I touched on the topic of Morse Code in the last post. I learnt AMA in under a day and Cykey coding in less than an hour. Could I memorize Morse? Here is how I approached the task.
Firstly, learn the letters as sounds. Use your phonetic alphabet and say the Morse after the letter. “Whiskey: dot, dash, dash” or “Quebec: dah, dah, dit, dah”.
Most of you will already know one bit of Morse. SOS is three dots, three dashes and three dots.
Learn the vowels first. Alpha is a simple dot-dash. Echo is the most used letter in English so is a single dot. India is two dots, like a pair of eyes. Oscar you already know from SOS. It is three dashes. Uniform is two dots and a dash.
Each of these vowels have a Morse character that is either their reverse or their inverse.
Alpha written backward is November, dash-dot. A and N form the word “An”. You cannot write Echo backwards but you can swap the dot for a dash. A single dash is Tango. E and T go together as in “ET phone home”. The inverse of India is Mike, two dashes. I and M form the abreviations “I’m” or “’im”. The inverse of Oscar is three dots, which is Sierra which you already know from SOS. Uniform backwards gives us Delta dash-dot-dot. D and U form “du”, a phonetic rendering of “do”. Or you could think of depleted uranium.
To the above we will slip in another letter you may already know. “V for Victory”, three dots and a dash you may have seen in old war films. The reverse of this is the Morse code for Bravo. B and V sound similar.
You have just learnt twelve letters in Morse code! That is nearly half the alphabet and includes some of the most commonly used letters. You can create many messages with just these.
Next, learn some simple words that use other characters. I learnt my name which gave me the codes for Papa, Hotel and Lima. The code for Lima reversed gives me that for Foxtrot. I associate this pairing by thinking Lima sounds like an animal and Foxtrot that it sounds like something to do with animals.
There are various ways to learn the other characters. Charlie is memorable because it seems odd it is so long. Dash-dot-dash-dot. Quebec, dash-dash-dot-dash also sticks in my mind. The reverse of Quebec is the code for Yankee. Associate this pairing by thinking both “Q” and “Why” can be questions.
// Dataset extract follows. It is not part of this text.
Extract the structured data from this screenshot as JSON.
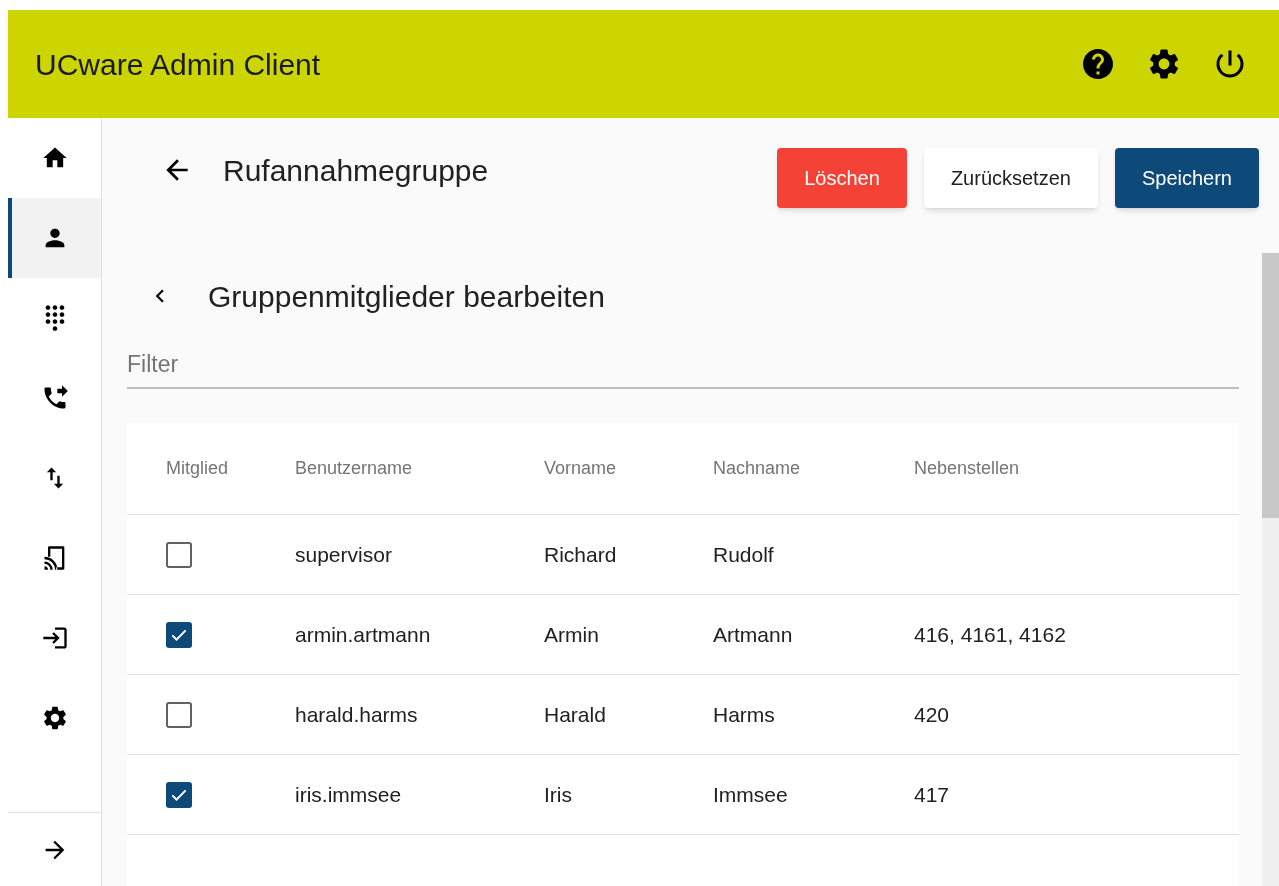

The chart below is a visual representation of Morse code. You will see a number of different versions of this. I like this one since it reproduces the codes in a linear fashion beneath each character, avoiding misreading the graphic. This chart will help you remember some characters. Kilo is dash-dot-dash. “K” and “R” look similar and Romeo is the inverse of Kilo, dot-dash-dot.
Another chart, sometimes called a Morse Tree or dichotonic key. You will encounter different versions of these and some put “dash/ dah” on the other side, so look carefully. This key is mainly of use in translating from Morse. It helps me remember that Juliet is one dash more than Whiskey. The reverse of Whiskey is Golf. Golf and Whiskey are associated, or you can think of G and W paired as in “Gross Weight” or “Games Workshop”.
Some letters I remember by breaking them up into smaller letters. X-ray is dash-dot-dot-dash so I remember it as “NA”. Zulu is dash-dash-dot-dot so “MI”.
Memorizing the Morse code is not the same as being proficient or fluent in it, of course. An emergency situation is not a time for tests of memory if you can help it. Therefore I suggest you include backups.
I have a small wallet that holds credit cards, membership cards and the like. For years it has carried a laminated card I made with Morse code on. Many of you will recognize the book I photocopied the original from (Note misprint of numbers! All numbers have five elements). It is folded just above “Sending Signals” so that the alphabet is on one side of the card and the signals on the other.
For larger kits I suggest you consider a suitably sized rendition of the chart below. I have modified this so that the linear form of the codes is below each character.